With the GeForce GTX 680, Nvidia can finally drive a three-screen surround gaming setup with a single graphics card. However, Nvidia's surround implementation falls a few screens short of what's possible with Eyefinity. Dating back two Radeon generations, Eyefinity has been capable of treating up to six monitors as a single display. Indeed, it's been possible to drive them all using a single graphics card.
AMD rolled out an Eyefinity6 version of its Radeon HD 5870 designed for six-screen rigs. More recent Radeons have required DisplayPort hubs to power the same number of monitors, but those things are about as rare as folks with six screens at their desk. Now, PowerColor is offering an Eyefinity 6 version of the Radeon HD 7870, sans superscript.
The card sticks to AMD's stock speeds for the 7870, clocking its GPU at 1GHz alongside 2GB of 1.2GHz GDDR5 memory. However, Powercolor has ditched AMD's blower-style cooler for a custom design that, frankly, looks a little low-rent. The single fan doesn't inspire confidence, although a few copper heatpipes can be seen poking out from under the sculpted shroud.

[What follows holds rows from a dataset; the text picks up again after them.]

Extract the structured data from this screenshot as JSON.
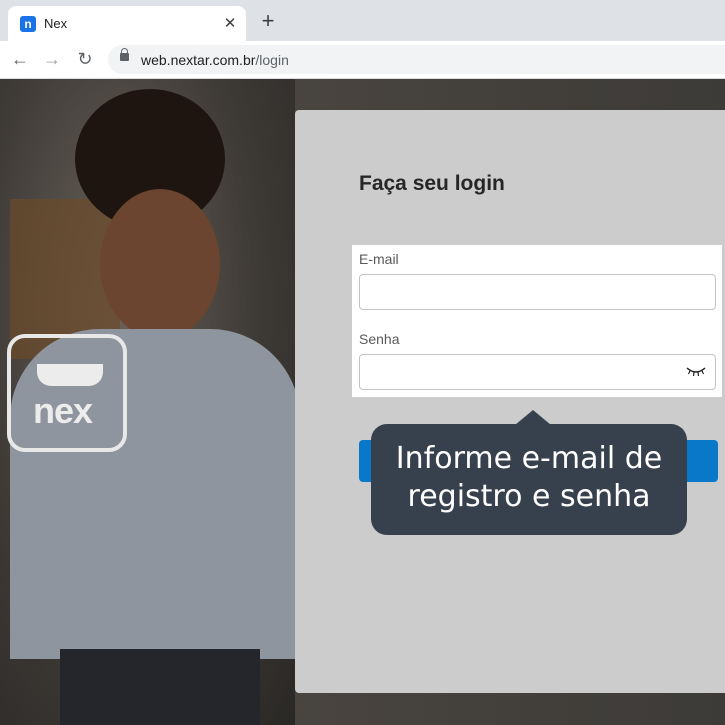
{
  "browser": {
    "tab_title": "Nex",
    "favicon_letter": "n",
    "close_glyph": "✕",
    "new_tab_glyph": "+",
    "back_glyph": "←",
    "forward_glyph": "→",
    "reload_glyph": "↻",
    "url_host": "web.nextar.com.br",
    "url_path": "/login"
  },
  "branding": {
    "logo_text": "nex"
  },
  "login": {
    "title": "Faça seu login",
    "email_label": "E-mail",
    "email_value": "",
    "password_label": "Senha",
    "password_value": ""
  },
  "tooltip": {
    "line1": "Informe e-mail de",
    "line2": "registro e senha"
  },
  "colors": {
    "primary_button": "#0a78c8",
    "tooltip_bg": "#37404d",
    "panel_bg": "#cccccc"
  }
}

Obviously, the star of the show is the backplate, which serves up six Mini DisplayPort connectors. Rather than relying on users to have cabling compatible with the tiny connectors, PowerColor pairs the card with a fistful of adapters: two that transform the Mini DisplayPort connectors into single-link DVI ports, and four that offer full-sized DisplayPort, er, ports.
I'm a little surprised PowerColor went with the Radeon HD 7870 instead of the more powerful 7970, especially given the number of pixels involved in a typical six-screen setup.Then again, screen bezels make 3x2 monitor arrays less than ideal for gaming. I can see the appeal for day traders and multimonitor junkies looking to cut down on auxiliary graphics cards, though.
|Intel lets loose Kaby Lake-based Xeon E3 v6 processors||32|
|Samsung plans to refurbish and resell Galaxy Note 7 handsets||15|
|Respect Your Cat Day Shortbread||21|
|Razer Blade Pro swims in the deep end of Kaby Lake||12|
|AIDA64 version 5.90 supports Ryzen and Apollo Lake||6|
|MSI spills the beans on its cadre of custom GTX 1080 Ti cards||2|
|MSI Trident 3 Arctic stuffs a GTX 1070 in a 5L package||22|
|Gigabyte shows off a trio of GeForce GTX 1080 Tis||12|
|iOS 10.3 arrives with APFS support in tow||14|